- Task prompt: Pick each line containing "this" out of the records.

____ Information given

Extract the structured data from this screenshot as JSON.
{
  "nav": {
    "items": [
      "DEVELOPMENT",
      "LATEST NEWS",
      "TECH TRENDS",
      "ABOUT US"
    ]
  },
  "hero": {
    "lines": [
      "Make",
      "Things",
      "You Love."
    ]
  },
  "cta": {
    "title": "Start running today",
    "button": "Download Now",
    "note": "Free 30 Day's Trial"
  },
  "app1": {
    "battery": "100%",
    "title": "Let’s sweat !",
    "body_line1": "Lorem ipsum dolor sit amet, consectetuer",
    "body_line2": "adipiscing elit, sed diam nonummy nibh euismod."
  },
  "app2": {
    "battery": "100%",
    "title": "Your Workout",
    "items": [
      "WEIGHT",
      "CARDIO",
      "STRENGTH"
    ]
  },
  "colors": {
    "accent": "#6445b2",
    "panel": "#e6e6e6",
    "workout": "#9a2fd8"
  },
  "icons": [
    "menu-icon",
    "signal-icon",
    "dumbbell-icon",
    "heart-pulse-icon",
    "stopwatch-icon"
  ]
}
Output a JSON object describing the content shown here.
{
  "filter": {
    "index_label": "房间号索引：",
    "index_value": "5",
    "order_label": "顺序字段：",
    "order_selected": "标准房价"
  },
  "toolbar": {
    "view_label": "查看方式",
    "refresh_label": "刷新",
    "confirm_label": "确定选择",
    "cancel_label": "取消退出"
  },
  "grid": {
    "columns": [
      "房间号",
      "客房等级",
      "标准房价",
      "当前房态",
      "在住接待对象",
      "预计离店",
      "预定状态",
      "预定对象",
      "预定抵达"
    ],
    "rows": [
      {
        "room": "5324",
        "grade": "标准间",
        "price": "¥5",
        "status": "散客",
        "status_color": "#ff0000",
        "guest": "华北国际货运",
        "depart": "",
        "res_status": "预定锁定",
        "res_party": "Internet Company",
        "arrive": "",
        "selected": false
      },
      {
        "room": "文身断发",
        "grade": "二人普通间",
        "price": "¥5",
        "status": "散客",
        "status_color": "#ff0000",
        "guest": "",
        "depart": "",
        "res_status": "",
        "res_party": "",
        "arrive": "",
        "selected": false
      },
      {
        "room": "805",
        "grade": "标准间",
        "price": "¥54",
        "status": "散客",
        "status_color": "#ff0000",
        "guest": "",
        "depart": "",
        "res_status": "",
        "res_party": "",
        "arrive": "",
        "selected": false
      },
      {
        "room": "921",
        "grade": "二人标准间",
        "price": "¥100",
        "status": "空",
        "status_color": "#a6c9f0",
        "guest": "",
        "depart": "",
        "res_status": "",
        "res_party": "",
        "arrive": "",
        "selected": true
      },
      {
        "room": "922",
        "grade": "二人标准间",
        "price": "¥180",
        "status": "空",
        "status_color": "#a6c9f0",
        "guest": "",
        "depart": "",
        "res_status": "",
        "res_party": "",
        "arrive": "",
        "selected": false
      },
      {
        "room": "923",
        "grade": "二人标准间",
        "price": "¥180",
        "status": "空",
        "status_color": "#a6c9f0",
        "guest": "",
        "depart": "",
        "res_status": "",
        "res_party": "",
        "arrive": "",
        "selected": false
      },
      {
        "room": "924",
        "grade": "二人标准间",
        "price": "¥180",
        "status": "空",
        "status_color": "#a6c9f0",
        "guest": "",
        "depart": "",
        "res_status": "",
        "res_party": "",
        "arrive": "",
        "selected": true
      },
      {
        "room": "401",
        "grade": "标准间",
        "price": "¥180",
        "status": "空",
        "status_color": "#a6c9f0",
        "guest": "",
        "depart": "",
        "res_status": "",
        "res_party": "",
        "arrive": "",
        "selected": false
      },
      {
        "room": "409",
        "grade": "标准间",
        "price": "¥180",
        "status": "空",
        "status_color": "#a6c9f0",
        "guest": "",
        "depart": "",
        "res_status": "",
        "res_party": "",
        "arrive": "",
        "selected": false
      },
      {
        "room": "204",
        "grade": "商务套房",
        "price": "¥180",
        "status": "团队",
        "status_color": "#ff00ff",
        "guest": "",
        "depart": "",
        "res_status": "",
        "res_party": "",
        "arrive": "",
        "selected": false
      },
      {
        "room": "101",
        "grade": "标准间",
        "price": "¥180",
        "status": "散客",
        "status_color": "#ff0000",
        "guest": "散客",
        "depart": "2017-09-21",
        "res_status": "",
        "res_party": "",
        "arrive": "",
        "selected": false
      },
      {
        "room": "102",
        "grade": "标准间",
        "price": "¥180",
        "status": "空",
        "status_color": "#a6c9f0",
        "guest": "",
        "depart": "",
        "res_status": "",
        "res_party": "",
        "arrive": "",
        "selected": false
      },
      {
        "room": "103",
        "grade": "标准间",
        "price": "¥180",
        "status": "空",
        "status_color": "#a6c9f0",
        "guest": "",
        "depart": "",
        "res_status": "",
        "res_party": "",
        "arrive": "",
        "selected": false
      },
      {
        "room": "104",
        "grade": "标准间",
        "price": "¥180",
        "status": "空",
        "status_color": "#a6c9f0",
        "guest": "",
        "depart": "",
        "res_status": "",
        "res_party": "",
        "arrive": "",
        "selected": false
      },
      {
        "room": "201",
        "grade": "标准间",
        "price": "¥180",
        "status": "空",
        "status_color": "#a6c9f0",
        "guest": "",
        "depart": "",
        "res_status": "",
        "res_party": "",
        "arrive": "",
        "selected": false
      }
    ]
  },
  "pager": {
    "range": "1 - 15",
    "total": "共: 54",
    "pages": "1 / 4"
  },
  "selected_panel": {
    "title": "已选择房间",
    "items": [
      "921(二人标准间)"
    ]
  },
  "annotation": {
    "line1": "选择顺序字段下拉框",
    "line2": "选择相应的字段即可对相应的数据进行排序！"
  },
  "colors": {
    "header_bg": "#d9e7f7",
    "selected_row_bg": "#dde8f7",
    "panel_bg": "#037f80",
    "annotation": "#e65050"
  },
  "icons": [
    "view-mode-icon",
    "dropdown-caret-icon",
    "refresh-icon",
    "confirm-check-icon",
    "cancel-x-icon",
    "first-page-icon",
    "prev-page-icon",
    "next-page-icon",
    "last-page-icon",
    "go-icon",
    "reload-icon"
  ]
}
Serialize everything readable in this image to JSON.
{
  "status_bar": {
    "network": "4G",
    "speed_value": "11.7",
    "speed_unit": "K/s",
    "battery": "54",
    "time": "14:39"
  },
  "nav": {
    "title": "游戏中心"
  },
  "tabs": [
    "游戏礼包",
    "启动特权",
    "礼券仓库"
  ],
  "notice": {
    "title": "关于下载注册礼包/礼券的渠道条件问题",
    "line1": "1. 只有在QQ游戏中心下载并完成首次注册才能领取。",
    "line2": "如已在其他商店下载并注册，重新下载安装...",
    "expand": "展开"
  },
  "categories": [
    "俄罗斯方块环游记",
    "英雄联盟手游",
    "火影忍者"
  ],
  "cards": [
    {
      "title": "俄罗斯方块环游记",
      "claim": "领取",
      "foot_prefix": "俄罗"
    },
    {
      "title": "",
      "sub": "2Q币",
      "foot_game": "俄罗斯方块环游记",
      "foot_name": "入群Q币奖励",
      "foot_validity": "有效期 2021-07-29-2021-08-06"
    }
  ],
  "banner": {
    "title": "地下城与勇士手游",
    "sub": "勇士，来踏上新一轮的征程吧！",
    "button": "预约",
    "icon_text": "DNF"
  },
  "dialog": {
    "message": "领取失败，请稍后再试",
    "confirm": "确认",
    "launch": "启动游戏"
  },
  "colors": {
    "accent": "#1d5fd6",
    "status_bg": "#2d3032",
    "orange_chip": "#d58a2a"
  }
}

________

- Completed task:
Extract the structured data from this screenshot as JSON.
Serialize everything readable in this image to JSON.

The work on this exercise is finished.